Wildlife conservation in Quebec was distinct from the rest of Canada not because of the province’s French Canadian heritage, but because of its British colonial heritage. This is the unexpected twist to Darcy Ingram’s insightful study of wildlife conservation advocacy and policy in Quebec...
Ingram locates the origins of wildlife conservation in Quebec among an elite group of British and British American men whose social and political outlooks were informed by conservative, patrician values. These values, Ingram argues, were inherited from British (specifically Scottish) conservation traditions and practices.
In the first part of this book, Ingram examines the patrician outlook that drove the development of a unique system of private hunting and fishing leases that partially emulated aristocratic estates in Scotland. Interestingly, Ingram reveals that Quebec’s elite patricians did not seek to establish an exclusive monopoly over fish and wildlife resources solely for the purposes of sport. Instead, their outlook on wildlife incorporated a desire to improve environmental conditions so as to foster wildlife for a range of uses, including subsistence. They were also relatively sensitive to continued Aboriginal use of wild animals. Conservation under this model would be achieved through the private interests and leadership of Quebec’s anglophone elite. In the 1840s, prominent British and British American elites organized local conservation societies and associations in Montreal and Quebec that then lobbied the colonial legislature to establish leasing privileges to promote the conservation of fish and other wildlife resources. The subsequent leasehold system resulted in a series of private estates held by some of the most politically powerful elites in Quebec, including an exclusive lease reserved for Canada’s governors general.
Hunting and consuming wildlife then was a long-standing tradition and vital element of household economies in Quebec. The consolidation of prior hunting and fishing regulations in the 1858 Lower Canada Game Act embodied the values (and anxieties) of Quebec’s elite patricians who sought to exert their social status to oversee the protection and improvement of these important wildlife resources.
Beginning with the regulation of salmon fishing in the 1850s, the colonial government established a system of leasehold tenure on several rivers throughout Quebec. The government sold these “estate-like private holdings” to elite members of the colony’s capitalist classes on the condition that they uphold and enforce Quebec’s fish and wildlife conservation rules (p. 62). This system required leaseholders to hire fish and game wardens, construct infrastructure to support surveillance, and bring charges against any violators of conservation laws.
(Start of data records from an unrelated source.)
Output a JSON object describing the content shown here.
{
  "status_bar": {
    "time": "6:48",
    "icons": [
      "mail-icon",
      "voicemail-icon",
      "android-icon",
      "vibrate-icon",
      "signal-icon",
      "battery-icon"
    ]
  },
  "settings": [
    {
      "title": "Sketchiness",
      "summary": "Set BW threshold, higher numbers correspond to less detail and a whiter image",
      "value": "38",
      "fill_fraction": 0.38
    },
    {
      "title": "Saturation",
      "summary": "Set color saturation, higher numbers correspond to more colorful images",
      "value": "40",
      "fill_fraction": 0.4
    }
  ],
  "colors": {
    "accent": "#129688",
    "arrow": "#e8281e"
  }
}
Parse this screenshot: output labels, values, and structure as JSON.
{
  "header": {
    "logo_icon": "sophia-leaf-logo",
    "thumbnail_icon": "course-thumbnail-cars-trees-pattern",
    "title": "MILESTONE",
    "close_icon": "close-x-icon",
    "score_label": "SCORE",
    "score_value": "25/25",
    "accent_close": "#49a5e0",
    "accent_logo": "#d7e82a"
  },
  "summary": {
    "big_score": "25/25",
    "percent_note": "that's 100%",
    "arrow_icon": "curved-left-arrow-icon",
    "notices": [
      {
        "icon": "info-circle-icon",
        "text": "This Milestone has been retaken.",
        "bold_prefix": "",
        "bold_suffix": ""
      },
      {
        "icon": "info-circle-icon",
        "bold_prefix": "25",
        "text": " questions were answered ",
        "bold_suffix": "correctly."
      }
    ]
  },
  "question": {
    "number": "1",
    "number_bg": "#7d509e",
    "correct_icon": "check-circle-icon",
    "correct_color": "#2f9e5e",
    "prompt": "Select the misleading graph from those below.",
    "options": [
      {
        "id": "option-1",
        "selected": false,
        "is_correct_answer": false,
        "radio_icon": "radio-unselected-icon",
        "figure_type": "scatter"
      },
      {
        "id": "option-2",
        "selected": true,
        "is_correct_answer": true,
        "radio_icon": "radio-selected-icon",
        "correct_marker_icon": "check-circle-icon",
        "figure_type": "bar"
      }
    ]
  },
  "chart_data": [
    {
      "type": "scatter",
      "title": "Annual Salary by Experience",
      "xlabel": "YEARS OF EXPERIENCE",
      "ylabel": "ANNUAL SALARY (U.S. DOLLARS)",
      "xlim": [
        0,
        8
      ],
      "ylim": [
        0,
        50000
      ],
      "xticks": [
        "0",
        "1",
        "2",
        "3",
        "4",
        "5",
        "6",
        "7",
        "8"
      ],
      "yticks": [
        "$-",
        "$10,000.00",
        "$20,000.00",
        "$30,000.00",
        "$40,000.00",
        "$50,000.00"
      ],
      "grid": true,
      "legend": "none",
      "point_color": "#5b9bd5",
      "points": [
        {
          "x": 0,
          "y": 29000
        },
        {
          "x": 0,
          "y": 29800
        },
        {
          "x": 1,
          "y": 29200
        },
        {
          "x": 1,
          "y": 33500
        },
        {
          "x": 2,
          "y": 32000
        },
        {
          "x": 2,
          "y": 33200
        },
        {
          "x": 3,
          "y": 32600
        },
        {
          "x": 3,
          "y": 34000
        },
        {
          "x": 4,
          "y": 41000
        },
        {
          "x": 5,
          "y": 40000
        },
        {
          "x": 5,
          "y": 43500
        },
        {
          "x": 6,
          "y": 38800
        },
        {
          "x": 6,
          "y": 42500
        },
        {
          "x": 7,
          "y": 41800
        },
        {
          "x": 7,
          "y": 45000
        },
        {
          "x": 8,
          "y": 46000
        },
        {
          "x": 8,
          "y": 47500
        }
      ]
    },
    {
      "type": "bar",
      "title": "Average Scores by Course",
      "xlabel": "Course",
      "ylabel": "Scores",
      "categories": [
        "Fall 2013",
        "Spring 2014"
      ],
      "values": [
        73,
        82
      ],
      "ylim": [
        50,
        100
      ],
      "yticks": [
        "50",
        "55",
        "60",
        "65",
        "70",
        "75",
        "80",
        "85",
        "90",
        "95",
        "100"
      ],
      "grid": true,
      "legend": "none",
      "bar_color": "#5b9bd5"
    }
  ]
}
According to Ingram, this “public-private partnership” would be the model of conservation policy in Quebec until the 1970s.
While the model fit with many of the goals and objectives of Quebec’s mid-nineteenth-century elite patricians, it was not an effective means of enforcing conservation law. Ingram ably demonstrates the pervasive resistance to conservation law in Quebec throughout the period from the 1850s to the 1880s. Wildlife resources remained central to household economies and the leasehold system simply could not offer anything close to omnipresent surveillance. Conservation law may have attempted to marginalize previously legitimate uses of wildlife in Quebec, but the limits of enforcement meant that hunting and fishing continued to be part of everyday self-provisioning practices among ordinary rural people in the province.
This second period of conservation policy in Quebec similarly led to conflict with rural inhabitants and Aboriginal people who continued to utilize wildlife for commercial and subsistence purposes. However, the middle-class urban sportsmen of this period were less inclined to be sympathetic toward such uses of wildlife. Ingram also identifies another disaffected faction in the wildlife debate, ordinary sportsmen who were excluded from the elite clubs and associations that held most of the private leases. They found sympathy among their compatriots outside of Quebec who viewed the private leasehold system as undemocratic and elitist. As jurisdictions outside of Quebec developed public wildlife reserves, national parks, and regional parks, the province eventually found itself isolated in the continental conservation movement of the late nineteenth and early twentieth centuries. Quebec was set apart and would remain so for most of the twentieth century until the Parti Quebecois, a nationalist separatist government, eliminated the leasehold system in 1977.